Over the last two weeks, a coalition of two dozen church groups called Broward Organized Leaders Doing Justice (BOLD Justice) has held two rallies and one community meeting trying to put pressure on Sheriff Gregory Tony to address what they are calling a broken promise.

They say Tony vowed a year ago to stop arresting people for nonviolent driving misdemeanors and instead issue civil citations. That hasn’t happened.

The organizers of BOLD Justice say diversion programs are more likely to reduce repeat offenses than slapping someone with a criminal record that will stay with them for the rest of their lives.

But last month, Sheriff’s Office officials told BOLD Justice that driving offenses are not eligible for prearrest diversion after all, leaving hundreds and possibly thousands of Broward residents vulnerable to arrest for offenses like excessive speeding or driving without a license.

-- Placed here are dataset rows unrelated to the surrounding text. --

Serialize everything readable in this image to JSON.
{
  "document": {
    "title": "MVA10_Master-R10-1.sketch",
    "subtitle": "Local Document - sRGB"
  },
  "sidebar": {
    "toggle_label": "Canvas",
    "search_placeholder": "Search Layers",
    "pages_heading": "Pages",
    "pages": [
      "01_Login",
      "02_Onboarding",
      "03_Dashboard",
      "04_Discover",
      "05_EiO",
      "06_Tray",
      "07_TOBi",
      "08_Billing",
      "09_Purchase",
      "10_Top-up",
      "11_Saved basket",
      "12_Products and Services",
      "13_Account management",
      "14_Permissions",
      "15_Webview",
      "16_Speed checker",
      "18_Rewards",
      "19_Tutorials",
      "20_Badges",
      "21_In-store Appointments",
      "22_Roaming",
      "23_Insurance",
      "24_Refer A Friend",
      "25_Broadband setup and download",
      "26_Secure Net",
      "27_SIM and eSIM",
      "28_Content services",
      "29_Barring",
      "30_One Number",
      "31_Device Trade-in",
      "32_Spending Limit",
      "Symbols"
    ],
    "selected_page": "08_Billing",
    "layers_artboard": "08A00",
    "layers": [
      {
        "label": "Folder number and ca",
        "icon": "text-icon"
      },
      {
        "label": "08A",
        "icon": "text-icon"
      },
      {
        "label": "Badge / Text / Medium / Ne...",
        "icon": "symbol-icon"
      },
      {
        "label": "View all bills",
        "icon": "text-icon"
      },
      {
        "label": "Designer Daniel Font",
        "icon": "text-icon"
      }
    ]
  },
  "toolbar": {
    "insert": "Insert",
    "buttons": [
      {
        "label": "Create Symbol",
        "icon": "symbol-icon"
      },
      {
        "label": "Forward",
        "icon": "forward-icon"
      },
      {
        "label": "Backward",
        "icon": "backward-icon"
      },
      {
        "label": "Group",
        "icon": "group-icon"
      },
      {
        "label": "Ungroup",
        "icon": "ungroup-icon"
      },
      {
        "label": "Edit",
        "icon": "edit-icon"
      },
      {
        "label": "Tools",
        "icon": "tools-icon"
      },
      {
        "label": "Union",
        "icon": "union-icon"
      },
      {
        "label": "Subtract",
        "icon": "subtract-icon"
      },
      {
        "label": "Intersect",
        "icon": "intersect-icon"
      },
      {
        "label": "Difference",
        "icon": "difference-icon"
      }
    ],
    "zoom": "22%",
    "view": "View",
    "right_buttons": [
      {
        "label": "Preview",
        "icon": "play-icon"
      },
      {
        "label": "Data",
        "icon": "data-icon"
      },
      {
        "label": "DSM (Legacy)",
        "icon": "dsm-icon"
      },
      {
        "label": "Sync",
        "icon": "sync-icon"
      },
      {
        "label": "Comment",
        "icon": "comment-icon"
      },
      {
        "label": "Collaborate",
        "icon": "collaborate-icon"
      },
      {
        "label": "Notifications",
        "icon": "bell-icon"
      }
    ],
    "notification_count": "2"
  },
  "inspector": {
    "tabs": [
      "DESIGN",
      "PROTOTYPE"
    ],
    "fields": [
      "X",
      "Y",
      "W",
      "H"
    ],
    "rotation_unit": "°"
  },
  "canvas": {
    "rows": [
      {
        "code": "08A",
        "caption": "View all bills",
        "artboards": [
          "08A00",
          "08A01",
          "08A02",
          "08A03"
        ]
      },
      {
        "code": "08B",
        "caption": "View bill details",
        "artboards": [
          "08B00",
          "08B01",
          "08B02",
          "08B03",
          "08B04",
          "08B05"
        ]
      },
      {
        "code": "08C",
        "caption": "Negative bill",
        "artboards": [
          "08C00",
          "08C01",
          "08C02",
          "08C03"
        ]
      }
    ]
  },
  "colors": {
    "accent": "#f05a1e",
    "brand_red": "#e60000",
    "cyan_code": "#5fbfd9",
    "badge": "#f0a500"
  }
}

“Our people feel lied to and betrayed,” said Pastor Noel Rose of Plantation Seventh-day Adventist Church, a member of the BOLD Justice leadership team. “If he [the sheriff] wants to gain back trust with the community he needs to meet with us immediately and resolve this problem.”

The reality is not that simple, according to the Sheriff’s Office. “Sheriff Gregory Tony and members of his executive command have met with BOLD Justice,” said sheriff’s spokeswoman Veda Coleman-Wright. “Our deputies will continue to follow the law and criteria for Broward County’s Adult Civil Citation program.”

While BOLD Justice leaders cite 14,000 misdemeanor arrests in their statements about the issue, many of those arrests are legally necessary because of prior offenses or other crimes committed at the same time. And not all are driving offenses.

The Broward State Attorney’s Office recently issued its own annual report boasting an 82% rate of diversion for youths accused of misdemeanors and a partnership with the Broward Public Defender’s Office that directs some nonviolent first-time offenders to a “Court to College Diversion Program.” The program is offered to victims as well.

Another BOLD Justice leader, Brian Anthony Campbell, pastor of 15th Street Church of Christ in Pompano Beach, said effective diversion programs combine accountability with leniency, allowing people to pay for their crimes without being labeled as criminals.

“When someone loses their driver’s license because they can’t afford to pay a fee, arresting them for driving on a suspended license only throws their family into greater poverty,” Campbell said. “The Adult Civil Citation program allows people to face consequences and get the help they need to get their lives back on track, without being branded for life with a criminal record.”

So far Sheriff Tony has not committed to meet again with BOLD Justice.